→ **PROBLEM DETAILS**: Which lines of the data below contain "gang"? Please show them all.

→ **Excerpts from an interface dataset**:
━━━━
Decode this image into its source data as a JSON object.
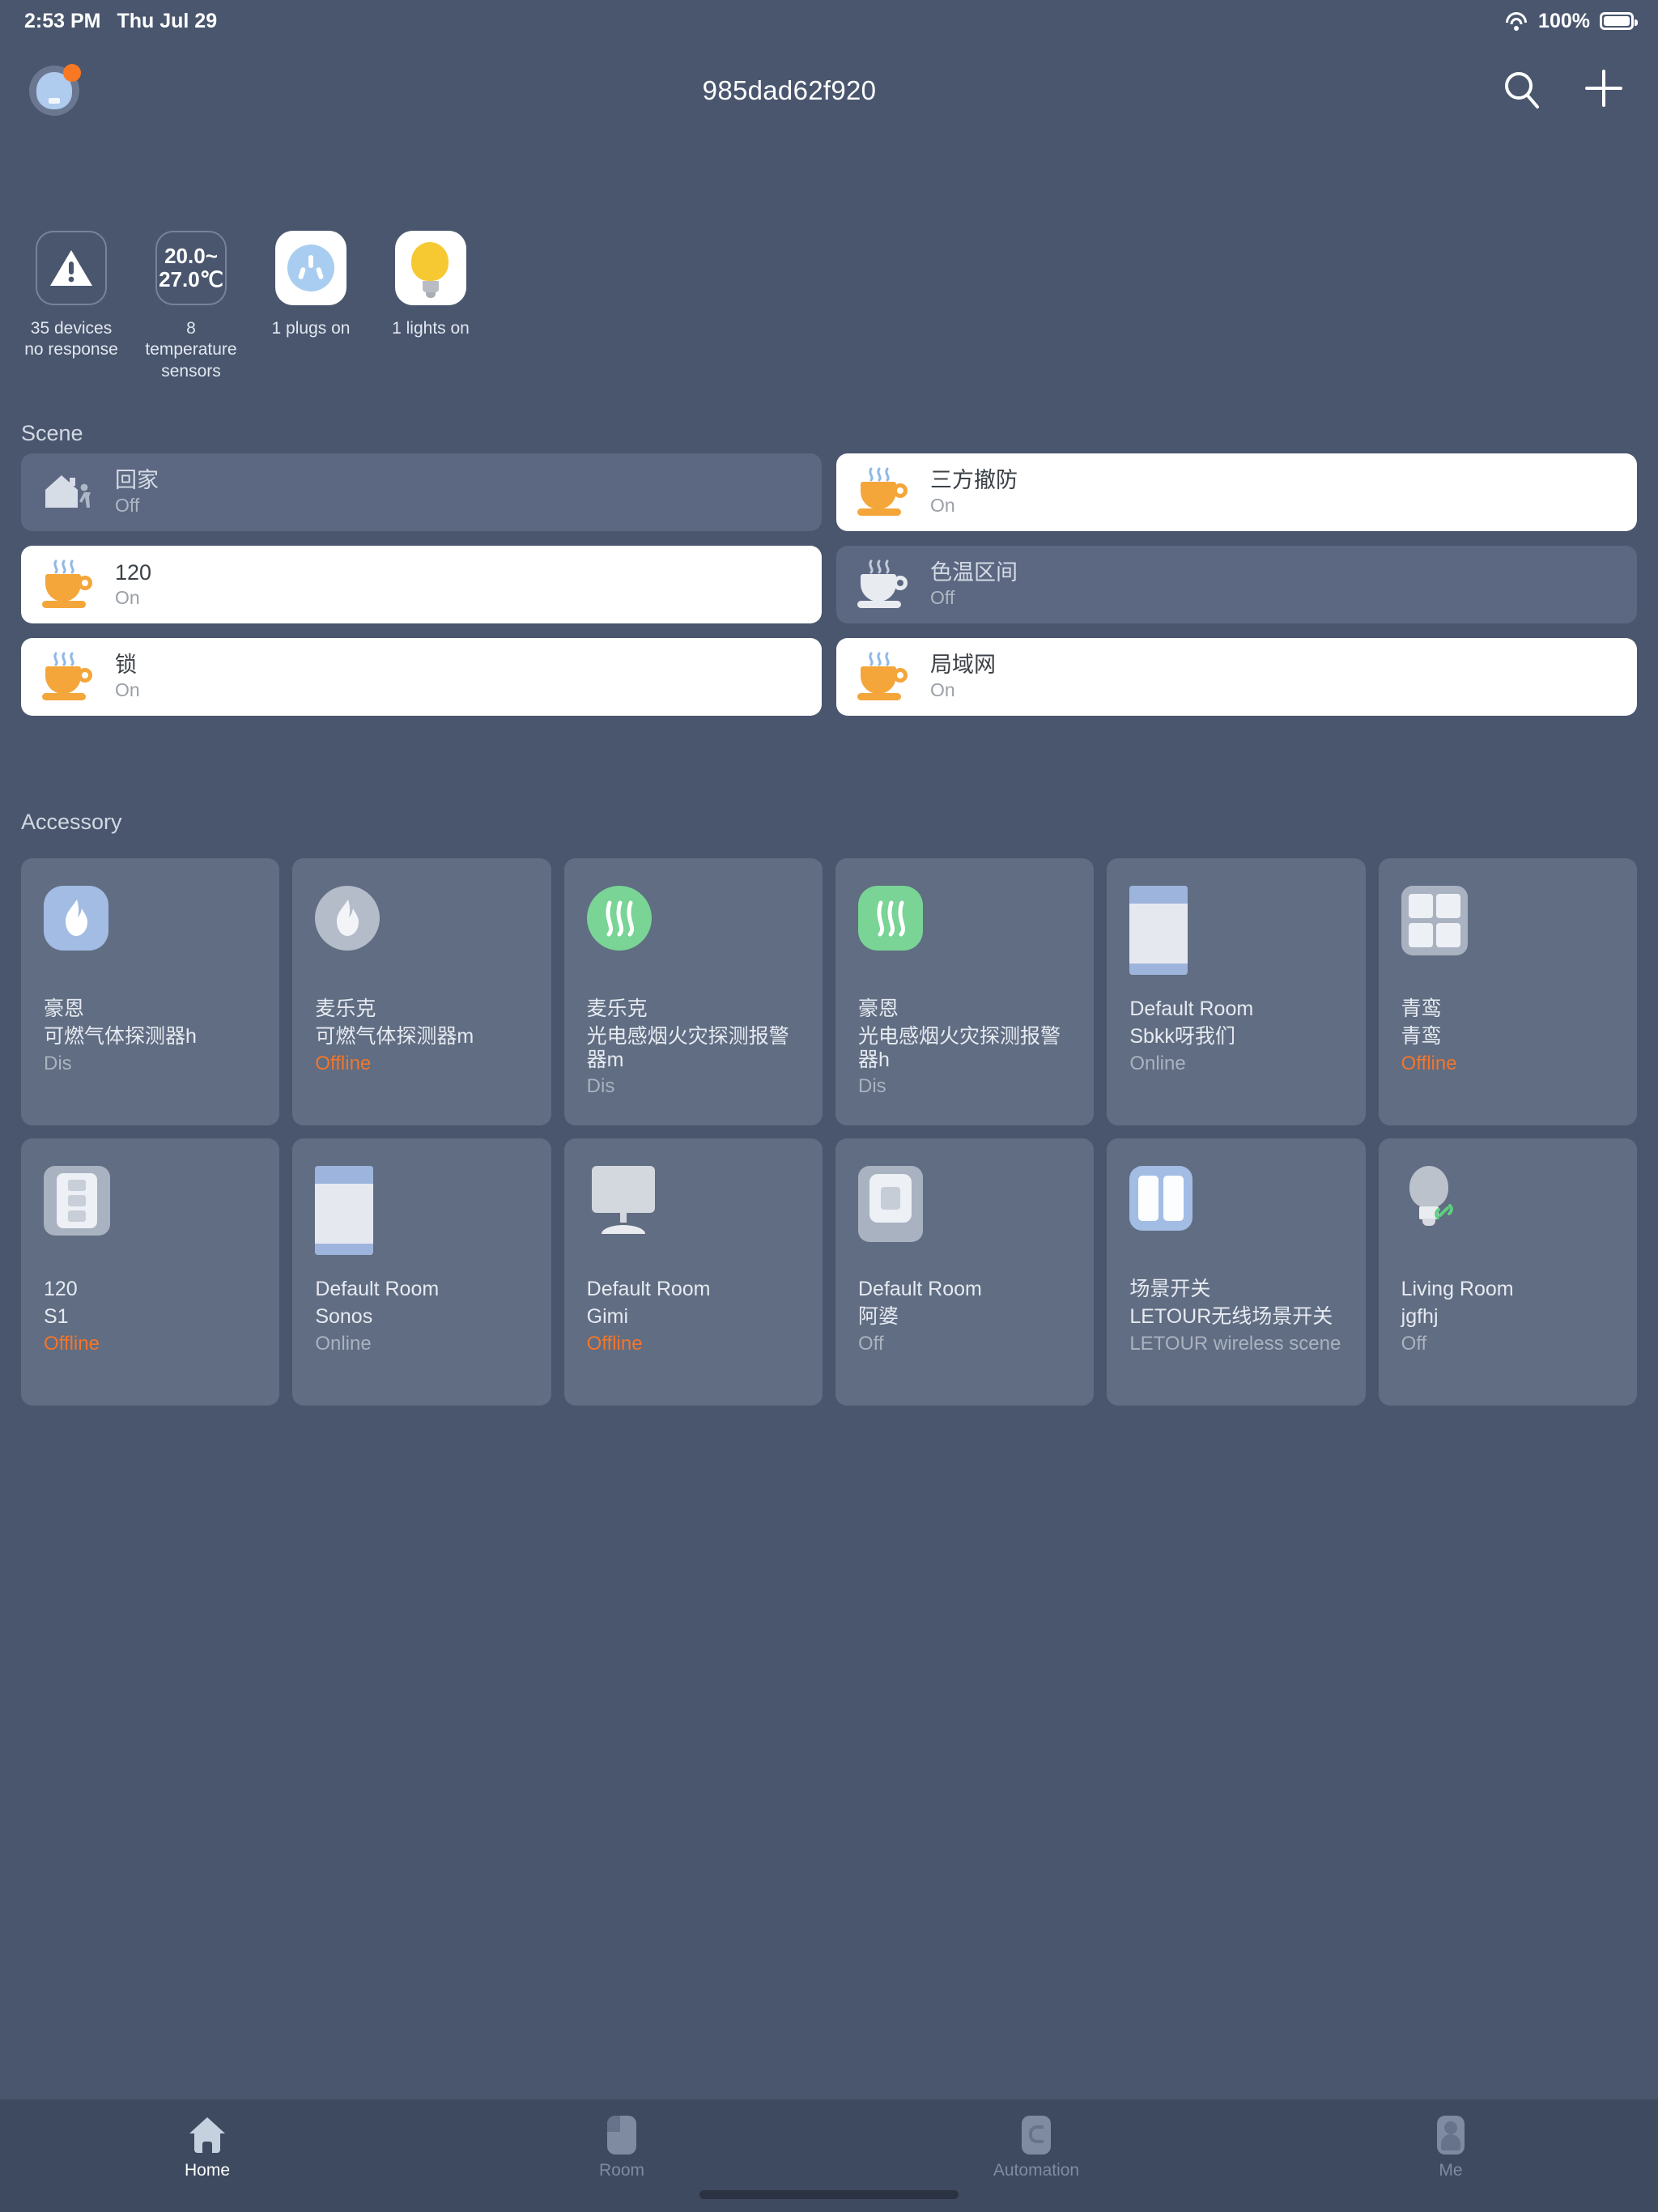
{
  "status_bar": {
    "time": "2:53 PM",
    "date": "Thu Jul 29",
    "battery_percent": "100%",
    "wifi_icon": "wifi-icon",
    "battery_icon": "battery-full-icon"
  },
  "nav": {
    "title": "985dad62f920",
    "avatar_icon": "user-avatar-icon",
    "search_icon": "search-icon",
    "add_icon": "plus-icon"
  },
  "summary": [
    {
      "icon": "warning-triangle-icon",
      "label": "35 devices no response",
      "style": "outline"
    },
    {
      "icon": "temperature-text",
      "value": "20.0~\n27.0℃",
      "label": "8 temperature sensors",
      "style": "outline"
    },
    {
      "icon": "power-plug-icon",
      "label": "1 plugs on",
      "style": "white"
    },
    {
      "icon": "light-bulb-icon",
      "label": "1 lights on",
      "style": "white"
    }
  ],
  "sections": {
    "scene_title": "Scene",
    "accessory_title": "Accessory"
  },
  "scenes": [
    {
      "name": "回家",
      "state": "Off",
      "on": false,
      "icon": "home-person-icon"
    },
    {
      "name": "三方撤防",
      "state": "On",
      "on": true,
      "icon": "coffee-cup-icon"
    },
    {
      "name": "120",
      "state": "On",
      "on": true,
      "icon": "coffee-cup-icon"
    },
    {
      "name": "色温区间",
      "state": "Off",
      "on": false,
      "icon": "coffee-cup-icon-grey"
    },
    {
      "name": "锁",
      "state": "On",
      "on": true,
      "icon": "coffee-cup-icon"
    },
    {
      "name": "局域网",
      "state": "On",
      "on": true,
      "icon": "coffee-cup-icon"
    }
  ],
  "accessories": [
    {
      "room": "豪恩",
      "device": "可燃气体探测器h",
      "state": "Dis",
      "offline": false,
      "icon": "gas-detector-icon-blue"
    },
    {
      "room": "麦乐克",
      "device": "可燃气体探测器m",
      "state": "Offline",
      "offline": true,
      "icon": "gas-detector-icon-grey"
    },
    {
      "room": "麦乐克",
      "device": "光电感烟火灾探测报警器m",
      "state": "Dis",
      "offline": false,
      "icon": "smoke-detector-icon-green"
    },
    {
      "room": "豪恩",
      "device": "光电感烟火灾探测报警器h",
      "state": "Dis",
      "offline": false,
      "icon": "smoke-detector-icon-green"
    },
    {
      "room": "Default Room",
      "device": "Sbkk呀我们",
      "state": "Online",
      "offline": false,
      "icon": "curtain-panel-icon"
    },
    {
      "room": "青鸾",
      "device": "青鸾",
      "state": "Offline",
      "offline": true,
      "icon": "four-gang-switch-icon"
    },
    {
      "room": "120",
      "device": "S1",
      "state": "Offline",
      "offline": true,
      "icon": "three-gang-switch-icon"
    },
    {
      "room": "Default Room",
      "device": "Sonos",
      "state": "Online",
      "offline": false,
      "icon": "curtain-panel-icon"
    },
    {
      "room": "Default Room",
      "device": "Gimi",
      "state": "Offline",
      "offline": true,
      "icon": "projector-tv-icon"
    },
    {
      "room": "Default Room",
      "device": "阿婆",
      "state": "Off",
      "offline": false,
      "icon": "square-panel-icon"
    },
    {
      "room": "场景开关",
      "device": "LETOUR无线场景开关",
      "state": "LETOUR wireless scene",
      "offline": false,
      "icon": "two-gang-switch-icon"
    },
    {
      "room": "Living Room",
      "device": "jgfhj",
      "state": "Off",
      "offline": false,
      "icon": "light-bulb-linked-icon"
    }
  ],
  "tabs": [
    {
      "label": "Home",
      "icon": "home-icon",
      "active": true
    },
    {
      "label": "Room",
      "icon": "room-icon",
      "active": false
    },
    {
      "label": "Automation",
      "icon": "automation-icon",
      "active": false
    },
    {
      "label": "Me",
      "icon": "me-icon",
      "active": false
    }
  ],
  "colors": {
    "background": "#49566E",
    "card": "#606D82",
    "scene_off": "#5C6882",
    "scene_on": "#FFFFFF",
    "offline": "#F2762B",
    "accent_orange": "#F97824",
    "tabbar": "#3E4A60"
  }
}
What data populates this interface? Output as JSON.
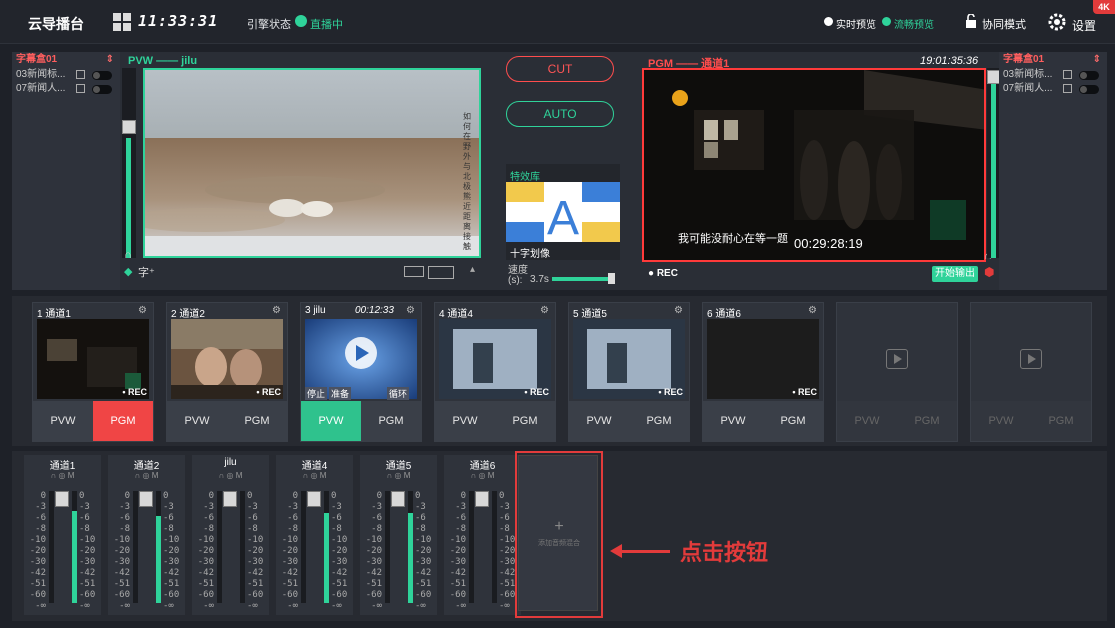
{
  "topbar": {
    "title": "云导播台",
    "clock": "11:33:31",
    "stream_label": "引擎状态",
    "stream_status": "直播中",
    "preview_realtime": "实时预览",
    "preview_smooth": "流畅预览",
    "collab": "协同模式",
    "settings": "设置",
    "badge": "4K"
  },
  "left_panel": {
    "title": "字幕盒01",
    "items": [
      "03新闻标...",
      "07新闻人..."
    ]
  },
  "right_panel": {
    "title": "字幕盒01",
    "items": [
      "03新闻标...",
      "07新闻人..."
    ]
  },
  "pvw": {
    "header": "PVW —— jilu",
    "overlay_text": "如何在野外与北极熊近距离接触"
  },
  "pgm": {
    "header": "PGM —— 通道1",
    "time": "19:01:35:36",
    "subtitle": "我可能没耐心在等一题",
    "timecode": "00:29:28:19",
    "rec": "● REC",
    "start_output": "开始输出"
  },
  "controls": {
    "cut": "CUT",
    "auto": "AUTO",
    "fx_title": "特效库",
    "fx_name": "十字划像",
    "speed_label": "速度\n(s):",
    "speed_value": "3.7s",
    "speed_fraction": 0.9
  },
  "channels": [
    {
      "head": "1 通道1",
      "pvw": "PVW",
      "pgm": "PGM",
      "rec": "• REC",
      "state": "pgm"
    },
    {
      "head": "2 通道2",
      "pvw": "PVW",
      "pgm": "PGM",
      "rec": "• REC",
      "state": ""
    },
    {
      "head": "3 jilu",
      "time": "00:12:33",
      "pvw": "PVW",
      "pgm": "PGM",
      "stop": "停止",
      "ready": "准备",
      "loop": "循环",
      "state": "pvw"
    },
    {
      "head": "4 通道4",
      "pvw": "PVW",
      "pgm": "PGM",
      "rec": "• REC",
      "state": ""
    },
    {
      "head": "5 通道5",
      "pvw": "PVW",
      "pgm": "PGM",
      "rec": "• REC",
      "state": ""
    },
    {
      "head": "6 通道6",
      "pvw": "PVW",
      "pgm": "PGM",
      "rec": "• REC",
      "state": ""
    },
    {
      "head": "",
      "pvw": "PVW",
      "pgm": "PGM",
      "state": "empty"
    },
    {
      "head": "",
      "pvw": "PVW",
      "pgm": "PGM",
      "state": "empty"
    }
  ],
  "mixer": {
    "strips": [
      {
        "name": "通道1",
        "level": 0.82
      },
      {
        "name": "通道2",
        "level": 0.78
      },
      {
        "name": "jilu",
        "level": 0.0
      },
      {
        "name": "通道4",
        "level": 0.8
      },
      {
        "name": "通道5",
        "level": 0.8
      },
      {
        "name": "通道6",
        "level": 0.0
      }
    ],
    "scale": [
      "0",
      "-3",
      "-6",
      "-8",
      "-10",
      "-20",
      "-30",
      "-42",
      "-51",
      "-60",
      "-∞"
    ],
    "icons": "∩ ◎ M",
    "add_label": "添加音频混合",
    "annotation": "点击按钮"
  },
  "colors": {
    "accent": "#2fd39a",
    "alert": "#e23b3b",
    "background": "#1e2128"
  }
}
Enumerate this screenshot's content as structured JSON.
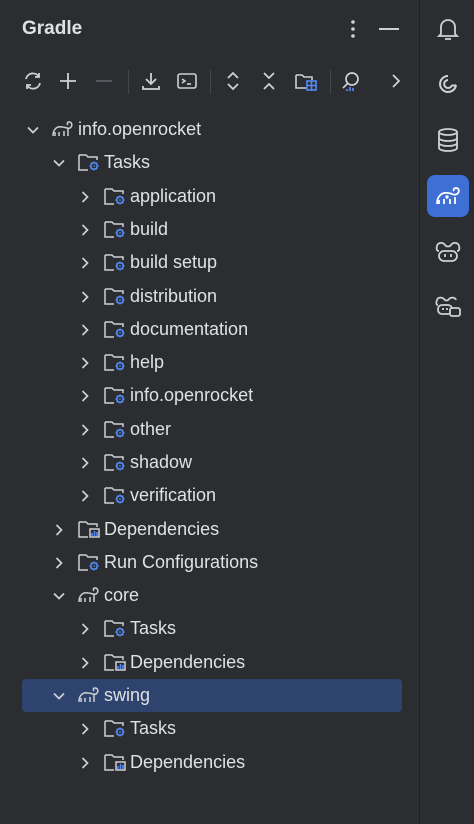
{
  "header": {
    "title": "Gradle"
  },
  "tree": [
    {
      "label": "info.openrocket",
      "icon": "gradle-elephant-icon",
      "expanded": true,
      "level": 0
    },
    {
      "label": "Tasks",
      "icon": "folder-gear-icon",
      "expanded": true,
      "level": 1
    },
    {
      "label": "application",
      "icon": "folder-gear-icon",
      "expanded": false,
      "level": 2
    },
    {
      "label": "build",
      "icon": "folder-gear-icon",
      "expanded": false,
      "level": 2
    },
    {
      "label": "build setup",
      "icon": "folder-gear-icon",
      "expanded": false,
      "level": 2
    },
    {
      "label": "distribution",
      "icon": "folder-gear-icon",
      "expanded": false,
      "level": 2
    },
    {
      "label": "documentation",
      "icon": "folder-gear-icon",
      "expanded": false,
      "level": 2
    },
    {
      "label": "help",
      "icon": "folder-gear-icon",
      "expanded": false,
      "level": 2
    },
    {
      "label": "info.openrocket",
      "icon": "folder-gear-icon",
      "expanded": false,
      "level": 2
    },
    {
      "label": "other",
      "icon": "folder-gear-icon",
      "expanded": false,
      "level": 2
    },
    {
      "label": "shadow",
      "icon": "folder-gear-icon",
      "expanded": false,
      "level": 2
    },
    {
      "label": "verification",
      "icon": "folder-gear-icon",
      "expanded": false,
      "level": 2
    },
    {
      "label": "Dependencies",
      "icon": "folder-chart-icon",
      "expanded": false,
      "level": 1
    },
    {
      "label": "Run Configurations",
      "icon": "folder-gear-icon",
      "expanded": false,
      "level": 1
    },
    {
      "label": "core",
      "icon": "gradle-elephant-icon",
      "expanded": true,
      "level": 1
    },
    {
      "label": "Tasks",
      "icon": "folder-gear-icon",
      "expanded": false,
      "level": 2
    },
    {
      "label": "Dependencies",
      "icon": "folder-chart-icon",
      "expanded": false,
      "level": 2
    },
    {
      "label": "swing",
      "icon": "gradle-elephant-icon",
      "expanded": true,
      "level": 1,
      "selected": true
    },
    {
      "label": "Tasks",
      "icon": "folder-gear-icon",
      "expanded": false,
      "level": 2
    },
    {
      "label": "Dependencies",
      "icon": "folder-chart-icon",
      "expanded": false,
      "level": 2
    }
  ],
  "toolbar_icons": [
    "reload-icon",
    "add-icon",
    "remove-icon",
    "download-sources-icon",
    "execute-task-icon",
    "expand-all-icon",
    "collapse-all-icon",
    "group-modules-icon",
    "analyze-dependencies-icon",
    "more-chevron-icon"
  ],
  "side_icons": [
    "notifications-bell-icon",
    "ai-assistant-icon",
    "database-icon",
    "gradle-icon",
    "copilot-icon",
    "copilot-chat-icon"
  ],
  "colors": {
    "background": "#2b2d30",
    "selection": "#2e436e",
    "accent": "#3d6fd4",
    "text": "#dfe1e5",
    "icon": "#ced0d6",
    "gear": "#548af7"
  }
}
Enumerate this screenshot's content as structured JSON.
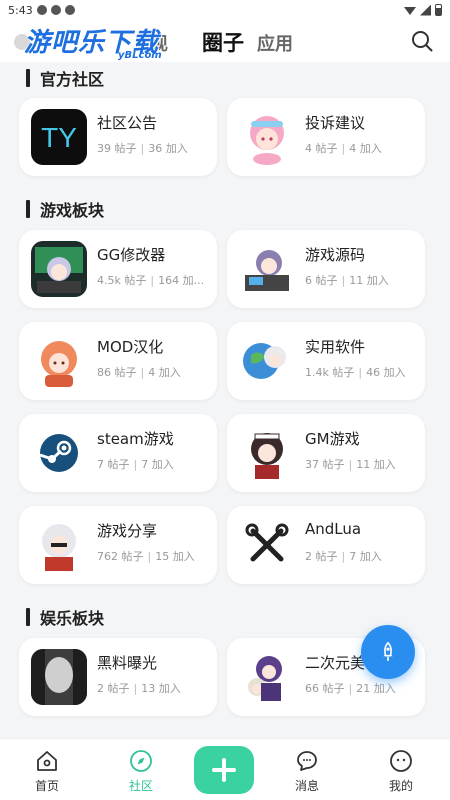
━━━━
→ **SOLUTION**:
      "icon": "four-gang-switch-icon"
      "icon": "three-gang-switch-icon"
      "icon": "two-gang-switch-icon"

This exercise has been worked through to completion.